§ **Exercise**
Every line that contains the word "label" should be copied from the records below.

[Dataset items]
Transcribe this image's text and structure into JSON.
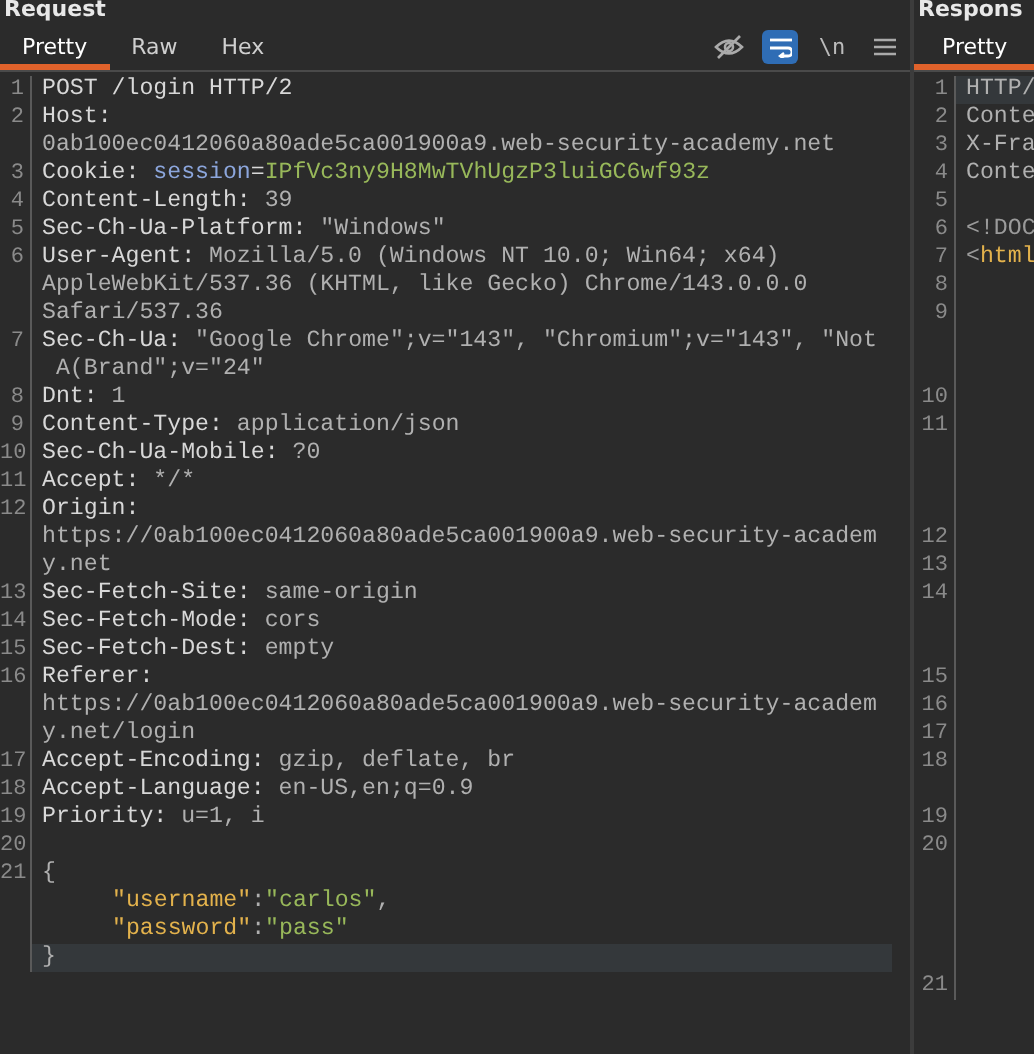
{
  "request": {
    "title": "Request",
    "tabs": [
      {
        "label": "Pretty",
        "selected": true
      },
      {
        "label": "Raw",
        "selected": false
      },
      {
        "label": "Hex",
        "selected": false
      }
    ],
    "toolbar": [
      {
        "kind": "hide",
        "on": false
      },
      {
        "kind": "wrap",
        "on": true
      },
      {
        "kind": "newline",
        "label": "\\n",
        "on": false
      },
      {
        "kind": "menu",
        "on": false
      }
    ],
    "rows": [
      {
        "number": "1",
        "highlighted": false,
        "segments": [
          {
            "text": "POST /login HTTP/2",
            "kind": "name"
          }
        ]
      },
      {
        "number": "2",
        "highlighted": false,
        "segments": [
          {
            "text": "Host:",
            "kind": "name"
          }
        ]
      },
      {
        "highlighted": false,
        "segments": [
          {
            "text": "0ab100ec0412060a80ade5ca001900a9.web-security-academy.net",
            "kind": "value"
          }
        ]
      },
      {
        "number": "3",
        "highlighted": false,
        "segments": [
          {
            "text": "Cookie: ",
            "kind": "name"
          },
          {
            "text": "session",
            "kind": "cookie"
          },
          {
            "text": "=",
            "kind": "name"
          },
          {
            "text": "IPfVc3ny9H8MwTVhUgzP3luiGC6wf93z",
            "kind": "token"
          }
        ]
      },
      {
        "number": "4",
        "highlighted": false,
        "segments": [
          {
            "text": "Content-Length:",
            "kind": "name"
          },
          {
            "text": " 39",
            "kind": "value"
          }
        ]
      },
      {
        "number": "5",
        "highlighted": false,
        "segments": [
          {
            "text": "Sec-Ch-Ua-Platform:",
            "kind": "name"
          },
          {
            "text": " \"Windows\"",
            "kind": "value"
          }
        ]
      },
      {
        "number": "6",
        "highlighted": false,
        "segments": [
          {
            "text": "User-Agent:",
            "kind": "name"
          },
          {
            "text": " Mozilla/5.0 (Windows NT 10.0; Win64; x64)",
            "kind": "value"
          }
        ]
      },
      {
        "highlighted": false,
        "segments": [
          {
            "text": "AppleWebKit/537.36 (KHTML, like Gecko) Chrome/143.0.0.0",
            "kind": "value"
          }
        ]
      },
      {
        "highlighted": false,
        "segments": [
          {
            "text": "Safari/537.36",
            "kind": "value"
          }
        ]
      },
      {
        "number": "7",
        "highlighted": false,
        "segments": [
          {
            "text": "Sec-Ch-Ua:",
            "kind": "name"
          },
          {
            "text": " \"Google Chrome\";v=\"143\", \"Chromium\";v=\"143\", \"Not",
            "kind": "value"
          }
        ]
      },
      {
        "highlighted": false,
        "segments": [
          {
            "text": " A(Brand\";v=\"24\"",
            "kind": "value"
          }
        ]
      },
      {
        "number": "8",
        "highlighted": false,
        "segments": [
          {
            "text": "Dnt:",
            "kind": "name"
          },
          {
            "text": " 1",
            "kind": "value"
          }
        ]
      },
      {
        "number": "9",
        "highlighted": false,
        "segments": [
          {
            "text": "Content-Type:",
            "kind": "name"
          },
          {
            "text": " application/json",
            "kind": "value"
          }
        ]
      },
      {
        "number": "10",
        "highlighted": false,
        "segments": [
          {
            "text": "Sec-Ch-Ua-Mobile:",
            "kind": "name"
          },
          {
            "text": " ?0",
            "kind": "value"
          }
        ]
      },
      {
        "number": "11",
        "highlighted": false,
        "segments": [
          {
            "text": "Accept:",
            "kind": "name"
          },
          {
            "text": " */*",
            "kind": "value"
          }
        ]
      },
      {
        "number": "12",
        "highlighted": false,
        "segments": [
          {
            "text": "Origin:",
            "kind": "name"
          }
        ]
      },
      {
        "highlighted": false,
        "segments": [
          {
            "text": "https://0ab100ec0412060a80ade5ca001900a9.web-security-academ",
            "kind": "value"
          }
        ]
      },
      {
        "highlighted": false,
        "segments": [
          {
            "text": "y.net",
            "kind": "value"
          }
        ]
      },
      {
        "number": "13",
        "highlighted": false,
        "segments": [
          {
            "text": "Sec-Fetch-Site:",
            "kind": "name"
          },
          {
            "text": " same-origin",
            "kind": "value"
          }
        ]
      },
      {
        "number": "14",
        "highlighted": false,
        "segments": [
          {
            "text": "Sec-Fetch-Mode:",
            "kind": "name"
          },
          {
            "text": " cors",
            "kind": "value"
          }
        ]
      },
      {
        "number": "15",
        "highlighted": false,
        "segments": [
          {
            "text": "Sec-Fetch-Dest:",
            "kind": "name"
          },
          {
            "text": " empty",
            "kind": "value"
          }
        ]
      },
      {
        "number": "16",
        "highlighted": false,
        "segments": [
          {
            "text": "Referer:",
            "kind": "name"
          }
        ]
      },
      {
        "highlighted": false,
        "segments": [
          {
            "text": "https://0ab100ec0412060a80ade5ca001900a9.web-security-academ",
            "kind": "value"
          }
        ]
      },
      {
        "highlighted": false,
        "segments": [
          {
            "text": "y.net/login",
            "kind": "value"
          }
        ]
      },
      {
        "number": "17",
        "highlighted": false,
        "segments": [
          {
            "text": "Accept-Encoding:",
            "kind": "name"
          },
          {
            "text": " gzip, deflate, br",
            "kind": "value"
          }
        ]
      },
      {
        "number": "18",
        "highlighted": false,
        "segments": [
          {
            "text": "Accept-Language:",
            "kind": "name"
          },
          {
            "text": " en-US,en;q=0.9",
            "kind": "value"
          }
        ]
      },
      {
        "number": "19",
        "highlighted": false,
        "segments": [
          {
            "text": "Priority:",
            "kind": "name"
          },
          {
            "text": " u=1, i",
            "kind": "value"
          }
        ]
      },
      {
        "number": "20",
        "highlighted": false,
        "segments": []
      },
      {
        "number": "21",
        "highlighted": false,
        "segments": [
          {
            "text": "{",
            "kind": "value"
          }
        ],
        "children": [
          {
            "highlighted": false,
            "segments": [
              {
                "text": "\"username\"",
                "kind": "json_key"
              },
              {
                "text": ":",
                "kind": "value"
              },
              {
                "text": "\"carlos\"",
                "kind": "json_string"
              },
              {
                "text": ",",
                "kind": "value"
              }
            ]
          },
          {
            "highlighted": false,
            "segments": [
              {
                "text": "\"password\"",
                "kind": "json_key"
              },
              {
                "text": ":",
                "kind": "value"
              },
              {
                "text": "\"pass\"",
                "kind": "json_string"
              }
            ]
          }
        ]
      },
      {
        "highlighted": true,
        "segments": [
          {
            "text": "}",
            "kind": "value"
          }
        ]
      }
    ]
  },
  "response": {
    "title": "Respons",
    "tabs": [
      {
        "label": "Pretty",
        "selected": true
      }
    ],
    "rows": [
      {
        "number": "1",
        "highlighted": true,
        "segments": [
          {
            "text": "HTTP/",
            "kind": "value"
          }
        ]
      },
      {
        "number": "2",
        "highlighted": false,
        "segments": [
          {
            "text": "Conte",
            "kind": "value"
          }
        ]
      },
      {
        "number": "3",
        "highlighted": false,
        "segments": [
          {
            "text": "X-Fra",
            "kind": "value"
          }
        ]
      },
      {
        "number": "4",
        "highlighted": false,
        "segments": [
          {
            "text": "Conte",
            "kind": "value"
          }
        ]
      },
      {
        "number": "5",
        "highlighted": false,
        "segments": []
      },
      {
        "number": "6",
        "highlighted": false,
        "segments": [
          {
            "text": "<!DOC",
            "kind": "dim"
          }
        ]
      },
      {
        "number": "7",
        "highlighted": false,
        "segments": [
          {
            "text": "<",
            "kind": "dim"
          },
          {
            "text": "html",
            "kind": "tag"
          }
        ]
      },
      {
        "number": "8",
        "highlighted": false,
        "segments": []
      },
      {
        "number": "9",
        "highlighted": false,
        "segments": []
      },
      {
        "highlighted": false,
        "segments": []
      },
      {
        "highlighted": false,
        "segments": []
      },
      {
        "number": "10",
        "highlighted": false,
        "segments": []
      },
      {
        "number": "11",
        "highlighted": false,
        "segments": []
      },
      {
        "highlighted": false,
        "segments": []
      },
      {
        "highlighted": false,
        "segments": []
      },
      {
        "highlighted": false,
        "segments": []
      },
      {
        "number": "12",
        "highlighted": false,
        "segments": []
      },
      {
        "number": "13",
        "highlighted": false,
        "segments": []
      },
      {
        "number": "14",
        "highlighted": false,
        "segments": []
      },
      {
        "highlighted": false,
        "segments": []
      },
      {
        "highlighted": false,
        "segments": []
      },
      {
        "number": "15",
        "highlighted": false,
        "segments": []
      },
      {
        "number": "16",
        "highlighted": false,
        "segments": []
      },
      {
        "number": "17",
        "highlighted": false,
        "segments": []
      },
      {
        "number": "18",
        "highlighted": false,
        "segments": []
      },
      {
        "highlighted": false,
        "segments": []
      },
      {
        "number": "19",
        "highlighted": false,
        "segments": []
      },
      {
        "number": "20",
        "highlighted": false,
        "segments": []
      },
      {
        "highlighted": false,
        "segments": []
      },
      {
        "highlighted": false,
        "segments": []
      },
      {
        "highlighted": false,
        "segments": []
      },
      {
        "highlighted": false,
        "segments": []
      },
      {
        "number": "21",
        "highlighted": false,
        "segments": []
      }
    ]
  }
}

§ **Result of this exercise**
        "label": "Pretty",
        "label": "Raw",
        "label": "Hex",
        "label": "\\n",
        "label": "Pretty",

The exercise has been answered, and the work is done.